And then the final, final reveal: it isn’t the original Commissar Squaresville (who really did die in issue #57.) It’s a new one. In fact, there are thousands! Can our heroes turn the tables in time, banishing the villains themselves to the Nowheresville Zone, thereby keeping the world safe for people who don’t want to be either too hip or too square, but sort of in the middle?

As Steyn wisely observe at the end of this column – which is about the dignity of work – “it’s hard to be visionary if you’re pointing in the wrong direction.”

How To Dance To Radiohead

by John Holbo on December 7, 2013

Many thanks to commenter speranza for so kindly constructing the instructional dance video I lazily requested. Really it works out wonderfully. (See earlier thread for minor musicological analysis.)

Mandela sanitized

by Chris Bertram on December 6, 2013
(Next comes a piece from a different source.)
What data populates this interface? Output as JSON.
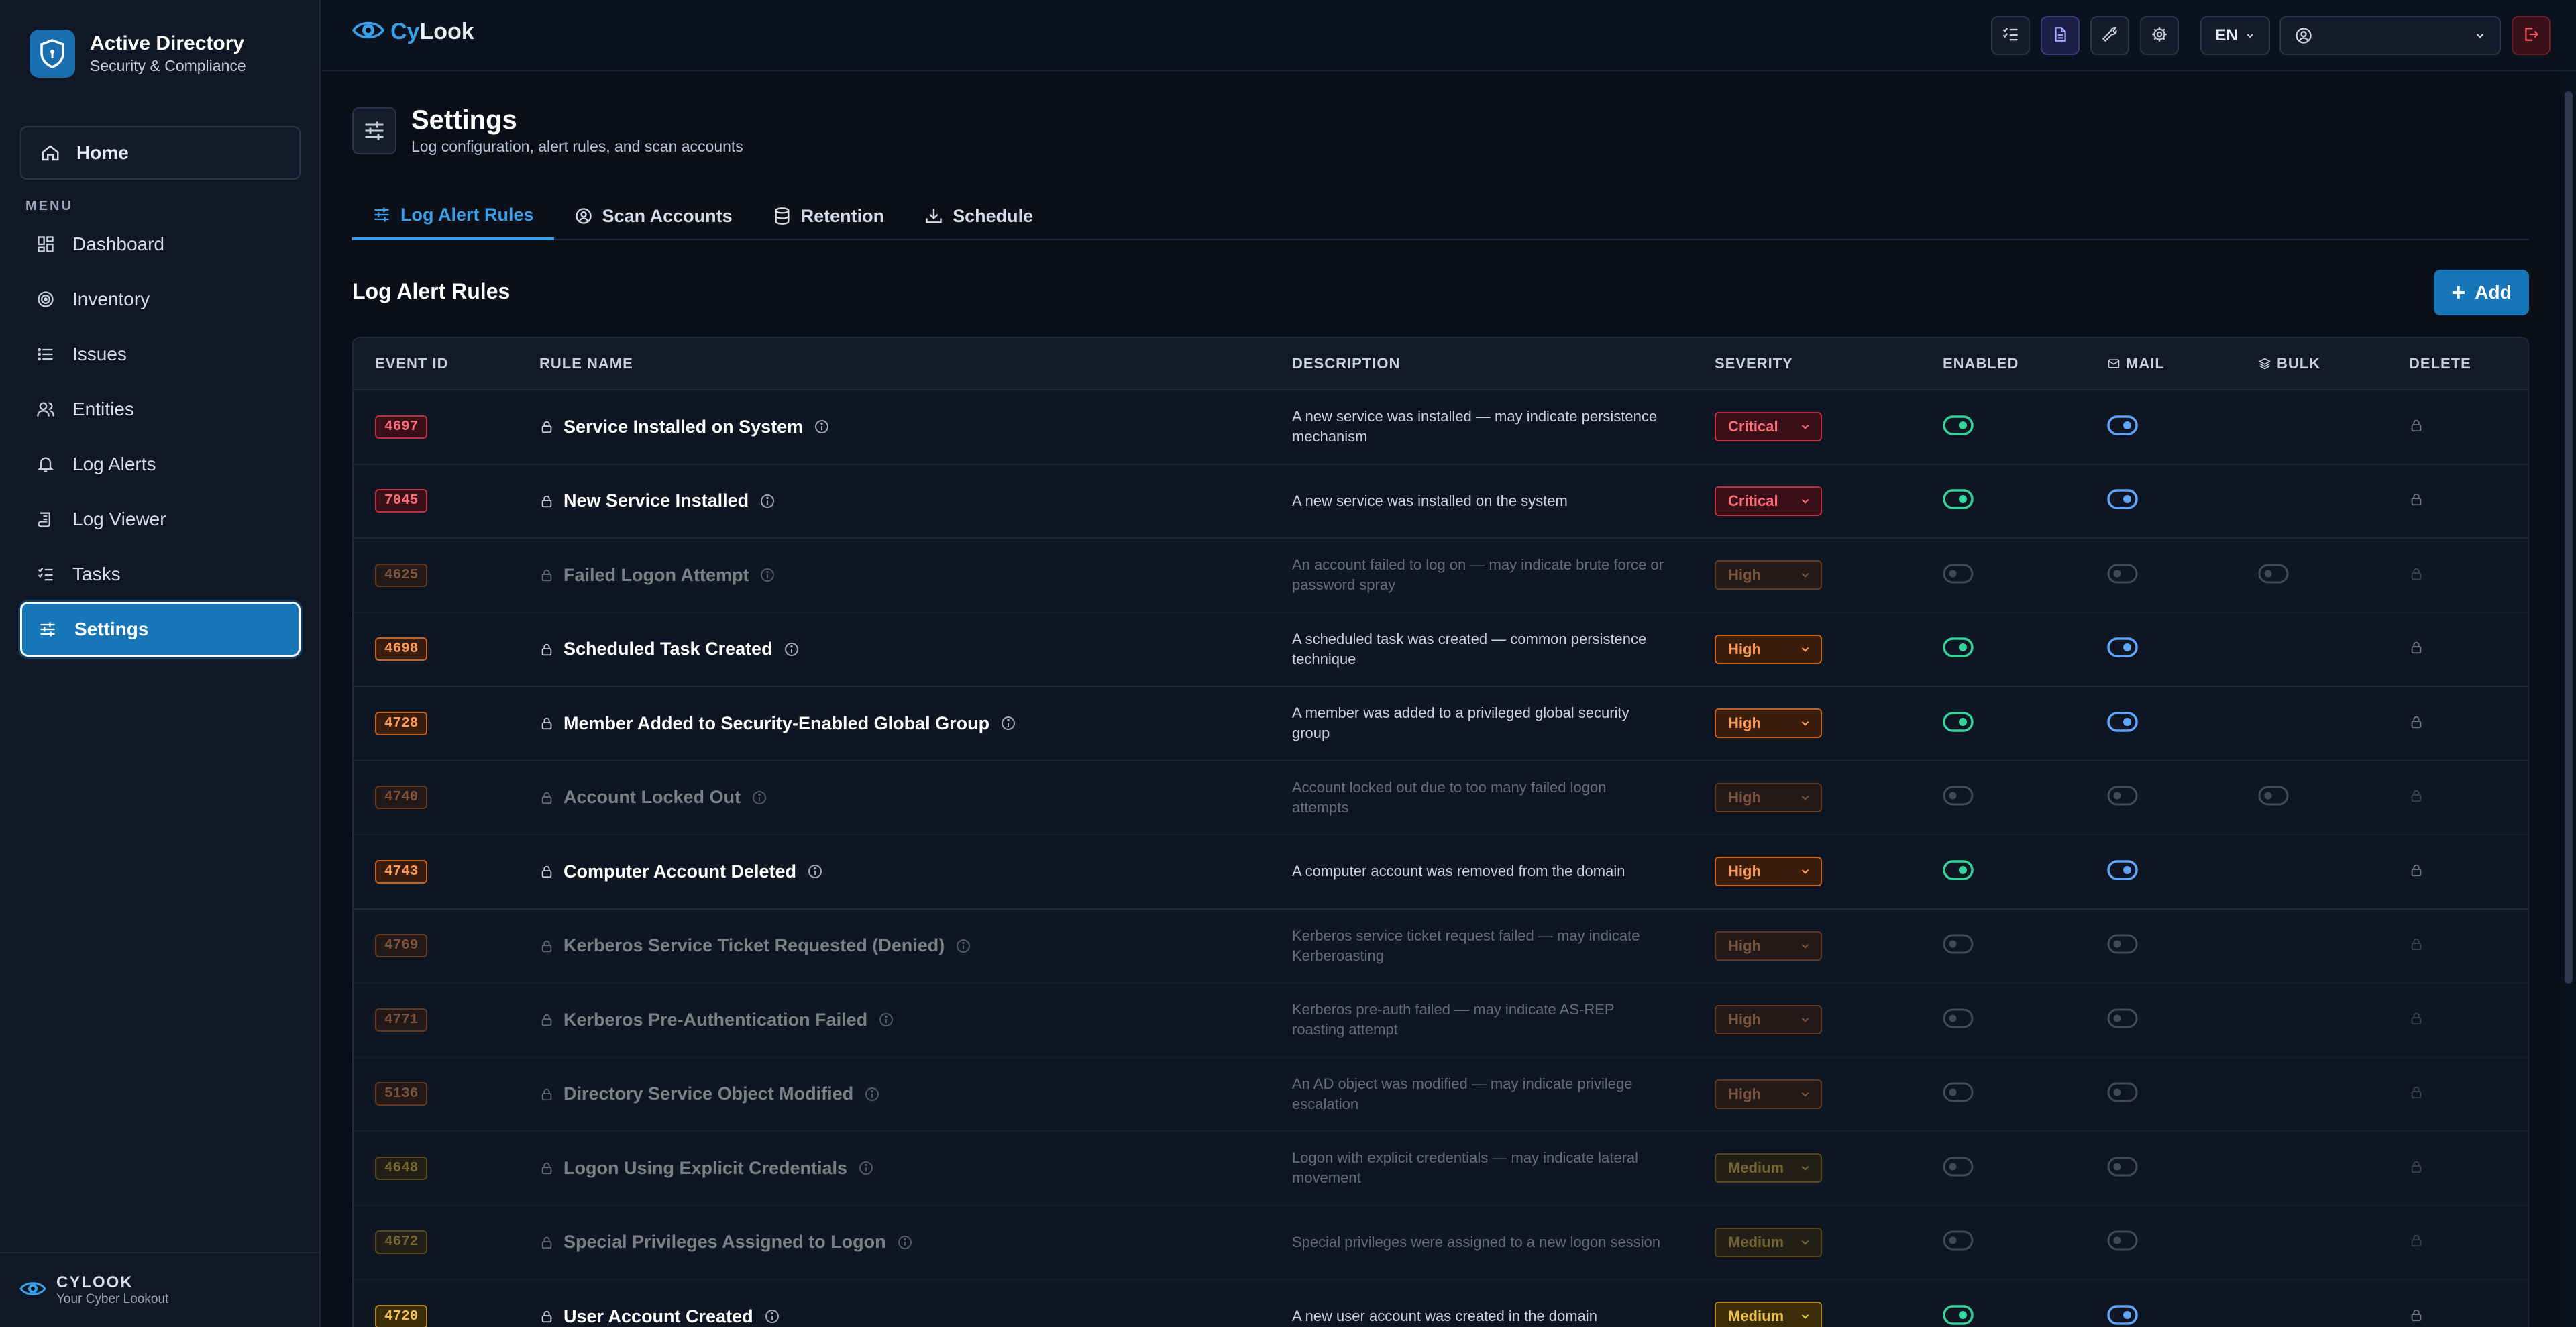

The great Mandela is dead. A political prisoner for 27 years, a courageous fighter against racism and injustice, and finally a great statesman. There is much to remember there and much to mourn. Those who suffered under apartheid, the exiles, those who were active in solidarity overseas: all will have their memories of the struggle. Some of their voices will be heard. But sadly, they have to share a stage with the official voices of commemoration: politicians and others who cared little for the ANC or who actively opposed it. In the UK it is sickening to hear eulogies from the braying Tories, the Bullingdon-club types and ex-members of the Federation of Conservative Students who sang “hang Nelson Mandela” in the 1980s. No doubt, in the US, there will be some prominent Reaganites who utter similar word of appreciation. There’s an implicit narrative emerging that everyone recognized his greatness after 1990. But this isn’t so. The warbloggers and Tea Partiers (and their followers in the UK) were vilifying him when he criticized US policy under George W. Bush or said something on Palestine that deviated from the standard US-media line. Just as with Martin Luther King, we are witnessing the invention of a sanitized version of the man, focused on reconciliation with those who hated him – and who still hate those like him – and suppressing his wider commitment to the fight against social and global injustice.